**Exercise aim**:
Set down the entries below once more, precisely as they stand.

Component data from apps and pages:
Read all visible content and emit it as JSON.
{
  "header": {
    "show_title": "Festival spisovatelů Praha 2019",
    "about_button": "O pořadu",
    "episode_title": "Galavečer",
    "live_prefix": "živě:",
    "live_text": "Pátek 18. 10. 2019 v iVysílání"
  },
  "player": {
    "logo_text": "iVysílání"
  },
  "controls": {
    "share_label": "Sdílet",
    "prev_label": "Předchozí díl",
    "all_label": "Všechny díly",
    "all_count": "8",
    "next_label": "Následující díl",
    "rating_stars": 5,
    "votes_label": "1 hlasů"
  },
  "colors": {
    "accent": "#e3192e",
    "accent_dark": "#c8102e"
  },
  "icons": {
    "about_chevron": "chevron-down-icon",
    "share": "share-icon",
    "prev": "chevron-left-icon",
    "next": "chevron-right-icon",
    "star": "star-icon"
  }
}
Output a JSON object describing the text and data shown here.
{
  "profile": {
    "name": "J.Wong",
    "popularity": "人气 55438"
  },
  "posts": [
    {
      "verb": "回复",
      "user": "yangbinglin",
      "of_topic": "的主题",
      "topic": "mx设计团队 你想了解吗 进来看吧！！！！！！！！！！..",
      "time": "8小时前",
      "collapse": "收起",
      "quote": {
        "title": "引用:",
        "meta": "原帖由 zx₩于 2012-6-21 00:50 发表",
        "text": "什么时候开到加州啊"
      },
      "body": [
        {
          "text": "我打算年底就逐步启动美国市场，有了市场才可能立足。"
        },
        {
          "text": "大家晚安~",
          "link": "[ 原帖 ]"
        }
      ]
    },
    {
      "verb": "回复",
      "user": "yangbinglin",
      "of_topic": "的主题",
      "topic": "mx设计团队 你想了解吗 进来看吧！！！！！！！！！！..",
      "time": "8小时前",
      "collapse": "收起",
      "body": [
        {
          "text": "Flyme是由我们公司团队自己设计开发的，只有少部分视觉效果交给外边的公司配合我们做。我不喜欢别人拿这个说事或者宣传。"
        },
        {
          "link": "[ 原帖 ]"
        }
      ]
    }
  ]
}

**Your response**:
Read all visible content and emit it as JSON.
{
  "header": {
    "show_title": "Festival spisovatelů Praha 2019",
    "about_button": "O pořadu",
    "episode_title": "Galavečer",
    "live_prefix": "živě:",
    "live_text": "Pátek 18. 10. 2019 v iVysílání"
  },
  "player": {
    "logo_text": "iVysílání"
  },
  "controls": {
    "share_label": "Sdílet",
    "prev_label": "Předchozí díl",
    "all_label": "Všechny díly",
    "all_count": "8",
    "next_label": "Následující díl",
    "rating_stars": 5,
    "votes_label": "1 hlasů"
  },
  "colors": {
    "accent": "#e3192e",
    "accent_dark": "#c8102e"
  },
  "icons": {
    "about_chevron": "chevron-down-icon",
    "share": "share-icon",
    "prev": "chevron-left-icon",
    "next": "chevron-right-icon",
    "star": "star-icon"
  }
}
Output a JSON object describing the text and data shown here.
{
  "profile": {
    "name": "J.Wong",
    "popularity": "人气 55438"
  },
  "posts": [
    {
      "verb": "回复",
      "user": "yangbinglin",
      "of_topic": "的主题",
      "topic": "mx设计团队 你想了解吗 进来看吧！！！！！！！！！！..",
      "time": "8小时前",
      "collapse": "收起",
      "quote": {
        "title": "引用:",
        "meta": "原帖由 zx₩于 2012-6-21 00:50 发表",
        "text": "什么时候开到加州啊"
      },
      "body": [
        {
          "text": "我打算年底就逐步启动美国市场，有了市场才可能立足。"
        },
        {
          "text": "大家晚安~",
          "link": "[ 原帖 ]"
        }
      ]
    },
    {
      "verb": "回复",
      "user": "yangbinglin",
      "of_topic": "的主题",
      "topic": "mx设计团队 你想了解吗 进来看吧！！！！！！！！！！..",
      "time": "8小时前",
      "collapse": "收起",
      "body": [
        {
          "text": "Flyme是由我们公司团队自己设计开发的，只有少部分视觉效果交给外边的公司配合我们做。我不喜欢别人拿这个说事或者宣传。"
        },
        {
          "link": "[ 原帖 ]"
        }
      ]
    }
  ]
}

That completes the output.